Recorded information Block Start
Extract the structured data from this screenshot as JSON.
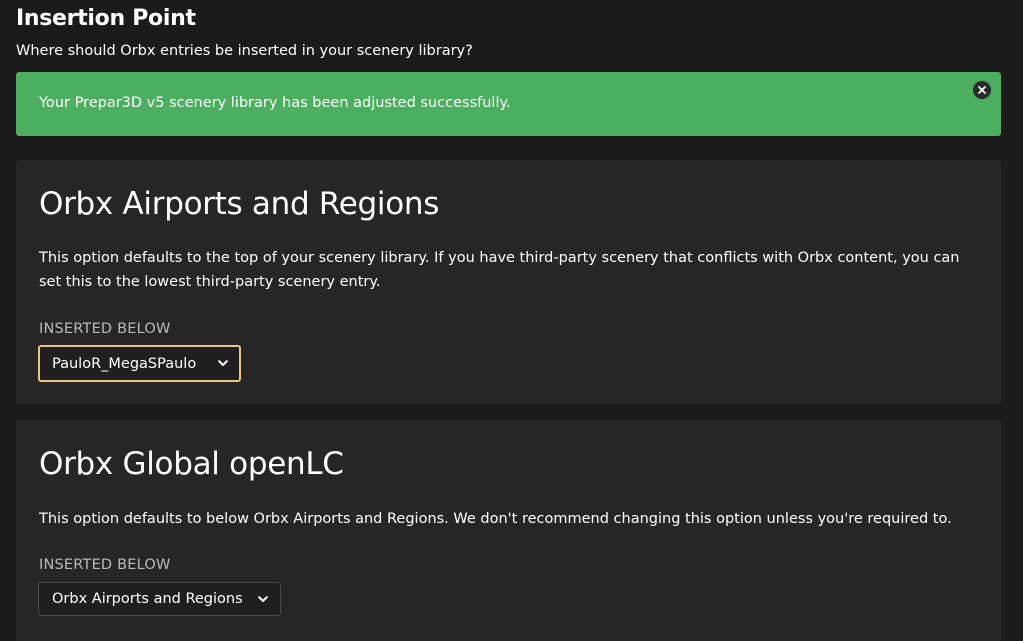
{
  "header": {
    "title": "Insertion Point",
    "subtitle": "Where should Orbx entries be inserted in your scenery library?"
  },
  "alert": {
    "message": "Your Prepar3D v5 scenery library has been adjusted successfully.",
    "close_icon": "close-icon",
    "color": "#4caf5f"
  },
  "sections": [
    {
      "title": "Orbx Airports and Regions",
      "description": "This option defaults to the top of your scenery library. If you have third-party scenery that conflicts with Orbx content, you can set this to the lowest third-party scenery entry.",
      "field_label": "INSERTED BELOW",
      "selected_value": "PauloR_MegaSPaulo",
      "chevron_icon": "chevron-down-icon"
    },
    {
      "title": "Orbx Global openLC",
      "description": "This option defaults to below Orbx Airports and Regions. We don't recommend changing this option unless you're required to.",
      "field_label": "INSERTED BELOW",
      "selected_value": "Orbx Airports and Regions",
      "chevron_icon": "chevron-down-icon"
    }
  ],
  "colors": {
    "background": "#1b1b1b",
    "card": "#262626",
    "success": "#4caf5f",
    "focus_border": "#e8c97a"
  }
}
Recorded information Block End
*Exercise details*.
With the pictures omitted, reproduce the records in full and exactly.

*Exercise response*.
Extract the structured data from this screenshot as JSON.
{
  "header": {
    "title": "Insertion Point",
    "subtitle": "Where should Orbx entries be inserted in your scenery library?"
  },
  "alert": {
    "message": "Your Prepar3D v5 scenery library has been adjusted successfully.",
    "close_icon": "close-icon",
    "color": "#4caf5f"
  },
  "sections": [
    {
      "title": "Orbx Airports and Regions",
      "description": "This option defaults to the top of your scenery library. If you have third-party scenery that conflicts with Orbx content, you can set this to the lowest third-party scenery entry.",
      "field_label": "INSERTED BELOW",
      "selected_value": "PauloR_MegaSPaulo",
      "chevron_icon": "chevron-down-icon"
    },
    {
      "title": "Orbx Global openLC",
      "description": "This option defaults to below Orbx Airports and Regions. We don't recommend changing this option unless you're required to.",
      "field_label": "INSERTED BELOW",
      "selected_value": "Orbx Airports and Regions",
      "chevron_icon": "chevron-down-icon"
    }
  ],
  "colors": {
    "background": "#1b1b1b",
    "card": "#262626",
    "success": "#4caf5f",
    "focus_border": "#e8c97a"
  }
}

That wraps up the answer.